**WHAT THE EXERCISE ASKS**
The reply should contain each record below, returned exactly as given.

**SOURCE DATA**
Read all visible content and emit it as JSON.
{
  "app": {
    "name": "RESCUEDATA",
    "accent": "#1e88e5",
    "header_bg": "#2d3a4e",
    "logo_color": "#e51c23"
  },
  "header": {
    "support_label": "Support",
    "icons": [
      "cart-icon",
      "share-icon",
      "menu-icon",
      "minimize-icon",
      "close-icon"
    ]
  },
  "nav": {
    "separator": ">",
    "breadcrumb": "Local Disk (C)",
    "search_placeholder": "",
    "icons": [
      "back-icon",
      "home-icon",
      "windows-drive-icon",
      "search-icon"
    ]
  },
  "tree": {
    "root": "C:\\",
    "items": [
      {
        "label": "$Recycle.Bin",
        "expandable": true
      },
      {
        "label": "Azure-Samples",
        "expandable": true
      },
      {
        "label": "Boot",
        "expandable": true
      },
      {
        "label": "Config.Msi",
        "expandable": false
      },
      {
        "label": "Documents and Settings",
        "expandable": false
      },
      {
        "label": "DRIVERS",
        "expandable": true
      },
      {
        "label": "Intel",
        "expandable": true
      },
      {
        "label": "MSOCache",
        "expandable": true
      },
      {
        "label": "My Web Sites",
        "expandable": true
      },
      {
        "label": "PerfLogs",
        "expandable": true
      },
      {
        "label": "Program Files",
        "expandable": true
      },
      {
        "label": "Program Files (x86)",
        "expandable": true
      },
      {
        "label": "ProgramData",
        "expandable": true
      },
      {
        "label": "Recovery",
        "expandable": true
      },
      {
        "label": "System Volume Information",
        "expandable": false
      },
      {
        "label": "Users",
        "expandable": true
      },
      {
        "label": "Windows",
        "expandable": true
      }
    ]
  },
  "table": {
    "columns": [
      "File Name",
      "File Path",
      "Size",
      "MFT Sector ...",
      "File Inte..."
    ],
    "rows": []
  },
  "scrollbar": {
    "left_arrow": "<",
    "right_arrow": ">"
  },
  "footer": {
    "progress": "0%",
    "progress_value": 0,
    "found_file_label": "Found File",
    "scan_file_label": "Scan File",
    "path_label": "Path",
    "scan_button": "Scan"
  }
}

**RESULT OF THE EXERCISE**
Read all visible content and emit it as JSON.
{
  "app": {
    "name": "RESCUEDATA",
    "accent": "#1e88e5",
    "header_bg": "#2d3a4e",
    "logo_color": "#e51c23"
  },
  "header": {
    "support_label": "Support",
    "icons": [
      "cart-icon",
      "share-icon",
      "menu-icon",
      "minimize-icon",
      "close-icon"
    ]
  },
  "nav": {
    "separator": ">",
    "breadcrumb": "Local Disk (C)",
    "search_placeholder": "",
    "icons": [
      "back-icon",
      "home-icon",
      "windows-drive-icon",
      "search-icon"
    ]
  },
  "tree": {
    "root": "C:\\",
    "items": [
      {
        "label": "$Recycle.Bin",
        "expandable": true
      },
      {
        "label": "Azure-Samples",
        "expandable": true
      },
      {
        "label": "Boot",
        "expandable": true
      },
      {
        "label": "Config.Msi",
        "expandable": false
      },
      {
        "label": "Documents and Settings",
        "expandable": false
      },
      {
        "label": "DRIVERS",
        "expandable": true
      },
      {
        "label": "Intel",
        "expandable": true
      },
      {
        "label": "MSOCache",
        "expandable": true
      },
      {
        "label": "My Web Sites",
        "expandable": true
      },
      {
        "label": "PerfLogs",
        "expandable": true
      },
      {
        "label": "Program Files",
        "expandable": true
      },
      {
        "label": "Program Files (x86)",
        "expandable": true
      },
      {
        "label": "ProgramData",
        "expandable": true
      },
      {
        "label": "Recovery",
        "expandable": true
      },
      {
        "label": "System Volume Information",
        "expandable": false
      },
      {
        "label": "Users",
        "expandable": true
      },
      {
        "label": "Windows",
        "expandable": true
      }
    ]
  },
  "table": {
    "columns": [
      "File Name",
      "File Path",
      "Size",
      "MFT Sector ...",
      "File Inte..."
    ],
    "rows": []
  },
  "scrollbar": {
    "left_arrow": "<",
    "right_arrow": ">"
  },
  "footer": {
    "progress": "0%",
    "progress_value": 0,
    "found_file_label": "Found File",
    "scan_file_label": "Scan File",
    "path_label": "Path",
    "scan_button": "Scan"
  }
}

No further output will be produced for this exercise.